We understand the body can move in three planes, giving us many options to move with numerous degrees of freedom.
Most can then appreciate how each joint will have different amounts of freedom based on the type of joint.
The scapula is one area in which many people are able to name all the movements, but not necessarily appreciate all its movement capabilities. Performance professionals often work with athletes who either perform overhead movements (i.e. throwing) or suffer from shoulder pain that can often stem from thoracic/scapular issues.
The main purpose of this article is to call your attention to how manipulating body position can impact the outcome of a movement based upon the athlete’s presentation.
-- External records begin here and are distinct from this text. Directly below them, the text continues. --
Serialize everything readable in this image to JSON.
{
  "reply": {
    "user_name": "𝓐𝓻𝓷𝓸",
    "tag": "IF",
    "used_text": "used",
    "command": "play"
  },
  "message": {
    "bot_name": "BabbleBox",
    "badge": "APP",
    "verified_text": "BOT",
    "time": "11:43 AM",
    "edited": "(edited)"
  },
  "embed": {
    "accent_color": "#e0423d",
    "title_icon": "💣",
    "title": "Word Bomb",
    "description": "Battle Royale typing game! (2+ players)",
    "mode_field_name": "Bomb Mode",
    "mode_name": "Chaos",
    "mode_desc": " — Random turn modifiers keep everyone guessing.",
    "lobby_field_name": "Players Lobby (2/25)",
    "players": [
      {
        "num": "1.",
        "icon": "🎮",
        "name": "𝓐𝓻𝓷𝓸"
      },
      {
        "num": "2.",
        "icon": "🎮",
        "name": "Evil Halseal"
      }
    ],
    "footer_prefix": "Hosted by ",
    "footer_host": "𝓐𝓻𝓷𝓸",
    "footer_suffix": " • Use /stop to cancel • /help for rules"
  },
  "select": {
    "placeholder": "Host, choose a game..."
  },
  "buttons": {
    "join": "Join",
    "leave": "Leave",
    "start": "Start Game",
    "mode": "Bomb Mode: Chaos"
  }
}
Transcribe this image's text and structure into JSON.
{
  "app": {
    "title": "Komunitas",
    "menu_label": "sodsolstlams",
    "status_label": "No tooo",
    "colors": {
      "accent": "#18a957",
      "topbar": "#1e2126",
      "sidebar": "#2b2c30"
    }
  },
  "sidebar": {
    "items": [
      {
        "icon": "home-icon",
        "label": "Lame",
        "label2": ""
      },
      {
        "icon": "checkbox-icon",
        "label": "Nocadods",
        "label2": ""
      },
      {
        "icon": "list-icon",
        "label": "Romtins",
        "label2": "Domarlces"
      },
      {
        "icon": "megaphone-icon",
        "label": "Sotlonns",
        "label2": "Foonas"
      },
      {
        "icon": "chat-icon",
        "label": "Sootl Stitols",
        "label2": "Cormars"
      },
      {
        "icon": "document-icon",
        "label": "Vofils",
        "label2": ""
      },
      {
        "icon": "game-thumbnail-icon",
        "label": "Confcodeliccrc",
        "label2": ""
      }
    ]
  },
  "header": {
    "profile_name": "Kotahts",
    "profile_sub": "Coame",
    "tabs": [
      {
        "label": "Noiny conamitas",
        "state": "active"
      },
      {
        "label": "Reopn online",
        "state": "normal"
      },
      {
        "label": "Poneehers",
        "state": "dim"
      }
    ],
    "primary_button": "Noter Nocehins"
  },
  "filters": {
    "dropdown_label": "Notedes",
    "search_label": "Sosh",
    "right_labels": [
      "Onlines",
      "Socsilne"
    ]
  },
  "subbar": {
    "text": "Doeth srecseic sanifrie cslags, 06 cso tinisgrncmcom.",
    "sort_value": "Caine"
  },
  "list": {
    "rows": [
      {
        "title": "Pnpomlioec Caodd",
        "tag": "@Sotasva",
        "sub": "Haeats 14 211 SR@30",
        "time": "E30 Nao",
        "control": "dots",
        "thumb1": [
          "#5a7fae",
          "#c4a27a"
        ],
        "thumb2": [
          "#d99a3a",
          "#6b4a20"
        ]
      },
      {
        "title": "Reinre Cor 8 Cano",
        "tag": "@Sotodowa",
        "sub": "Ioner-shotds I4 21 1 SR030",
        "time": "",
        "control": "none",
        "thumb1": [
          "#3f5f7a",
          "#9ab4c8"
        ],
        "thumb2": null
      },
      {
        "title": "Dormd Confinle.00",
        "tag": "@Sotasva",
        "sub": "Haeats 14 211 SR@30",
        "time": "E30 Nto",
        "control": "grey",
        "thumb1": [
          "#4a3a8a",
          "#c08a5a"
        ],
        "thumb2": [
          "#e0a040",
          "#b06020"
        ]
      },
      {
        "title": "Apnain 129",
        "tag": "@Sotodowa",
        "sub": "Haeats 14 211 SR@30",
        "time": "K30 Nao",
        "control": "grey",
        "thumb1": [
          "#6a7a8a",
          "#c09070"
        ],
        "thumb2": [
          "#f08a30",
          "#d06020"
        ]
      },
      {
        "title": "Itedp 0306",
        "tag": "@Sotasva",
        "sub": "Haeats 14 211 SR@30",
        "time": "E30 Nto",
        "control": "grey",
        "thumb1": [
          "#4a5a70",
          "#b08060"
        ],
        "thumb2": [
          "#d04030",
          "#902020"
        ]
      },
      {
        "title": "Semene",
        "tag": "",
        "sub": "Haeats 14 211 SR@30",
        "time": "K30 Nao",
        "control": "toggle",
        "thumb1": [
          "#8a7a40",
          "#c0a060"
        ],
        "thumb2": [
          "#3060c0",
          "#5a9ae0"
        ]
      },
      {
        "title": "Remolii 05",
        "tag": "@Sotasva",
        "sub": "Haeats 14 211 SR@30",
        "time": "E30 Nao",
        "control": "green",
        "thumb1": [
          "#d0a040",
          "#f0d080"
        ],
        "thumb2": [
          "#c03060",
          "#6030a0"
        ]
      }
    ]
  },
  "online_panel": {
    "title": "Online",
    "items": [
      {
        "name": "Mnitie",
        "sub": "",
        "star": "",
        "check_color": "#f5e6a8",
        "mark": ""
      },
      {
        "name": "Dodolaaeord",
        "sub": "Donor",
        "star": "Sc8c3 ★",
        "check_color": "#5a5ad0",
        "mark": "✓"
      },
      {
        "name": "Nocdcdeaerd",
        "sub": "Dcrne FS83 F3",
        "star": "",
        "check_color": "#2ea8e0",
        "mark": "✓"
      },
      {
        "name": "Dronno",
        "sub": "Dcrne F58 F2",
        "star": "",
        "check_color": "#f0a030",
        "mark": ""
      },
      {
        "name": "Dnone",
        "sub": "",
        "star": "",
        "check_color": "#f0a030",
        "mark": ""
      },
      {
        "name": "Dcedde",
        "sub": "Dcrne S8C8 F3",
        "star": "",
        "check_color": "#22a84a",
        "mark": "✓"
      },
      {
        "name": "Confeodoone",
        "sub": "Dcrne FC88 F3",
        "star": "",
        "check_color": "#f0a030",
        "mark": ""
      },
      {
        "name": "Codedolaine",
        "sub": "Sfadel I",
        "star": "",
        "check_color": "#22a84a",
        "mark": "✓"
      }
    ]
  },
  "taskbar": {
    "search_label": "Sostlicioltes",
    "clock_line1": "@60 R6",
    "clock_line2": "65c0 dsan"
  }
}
Once you read the article and watch the video, you should have a better understanding of how the scapula, rib cage, and thoracic spine interact.
(Note: Somewhat different than many of my other articles, this article is not as much about fixing a specific problem as it is to enhance your understanding of how the thorax and scapula interact so that you can make more appropriate suggestions and programming decisions with your athletes.)
The scapula moves in any combination of the following:
- Elevation & Depression
- Protraction & Retraction
- Upward & Downward Rotation
- Anterior & Posterior Tilting
- Internal & External Rotation
What we like to see with the overhead position is scapula upward rotation (wrapping around the thorax), posterior tilt, and external rotation.
It’s usually not that simple though.
First, we want to ask ourselves what position is the scapula resting in?
The easiest way to generalize that answer is to figure out if the scapulas are in a protracted or retracted position? Protraction and retraction tend to be a recognizable trait which will include some coupled movements into upward rotation (protraction) and downward rotation (retraction).
The reason for asking this question is that we need to know if the scapula is starting “ahead” or “behind” the starting line.
While it’s important to make sure the scapula is moving properly when taking the arm overhead, it’s just as important to recognize their starting position as it will impact the timing and congruency of the ball and socket joint during overhead motion.
The simplest way to address this is by looking at how the resting position changes when the body position changes.
Consider the following examples:
- Wall Slide – The wall gives some assistance and proprioception to the movement which often facilitates better mechanics from the start. However, while standing there is going to be a tendency for some individuals (not all) to display a flat t-spine or increased lordosis to perform the activity. This could impact the scapula’s static position or dynamic position.
- All-4s on Elbows Reach Roll Lift – This increases the amount of proprioception. Demands more anterior core engagement, and takes gravity out of the equation until you perform the lift-off. For certain individuals, this will look and feel the best for them.
- All 4s on Hands Reach Roll Lift – This position you will often find people with flat T-spines struggling to manage gravity and the thorax position. As a result, you may see a noticeable medial border of the scapula.
- All 4s on Stability Ball for Ribcage Retraction – The sole purpose of this is to use bodyweight and gravity to apply pressure into the sternum so that the ribcage passively retracts back toward the scapula. Which for a flat t-spine individual can be a useful starting point to work on scapular coordination and strength. Many people will place the ball at waist level which would facilitate more extension to occur. Which if the individual is starting from an extended flat thoracic spine state. You should be monitoring how much the athlete relies on extension to complete the task.
None of these exercises are inherently right or wrong, but each one may be helpful depending on the person’s needs.
This video gives you more in-depth information on these movements, and should help you understand positioning better than only reading about it:
This very brief video from Dr. G. Bhanu Prakash of Medical Animations will give you a clear view of the motions discussed above and an understanding of which muscles produce each movement:
Dr. Greg Schaible is a physical therapist and strength coach specializing in athletic performance. Greg is the owner of On Track Physiotherapy and owner of the popular online education resource Sports Rehab Expert. Greg works with athletes and active individuals of all ages. As a former athlete himself, he attended The University of Findlay and competed in both Indoor and Outdoor Track & Field where he earned honors as a 5x Division II All-American and a 6x Division II Academic All-American.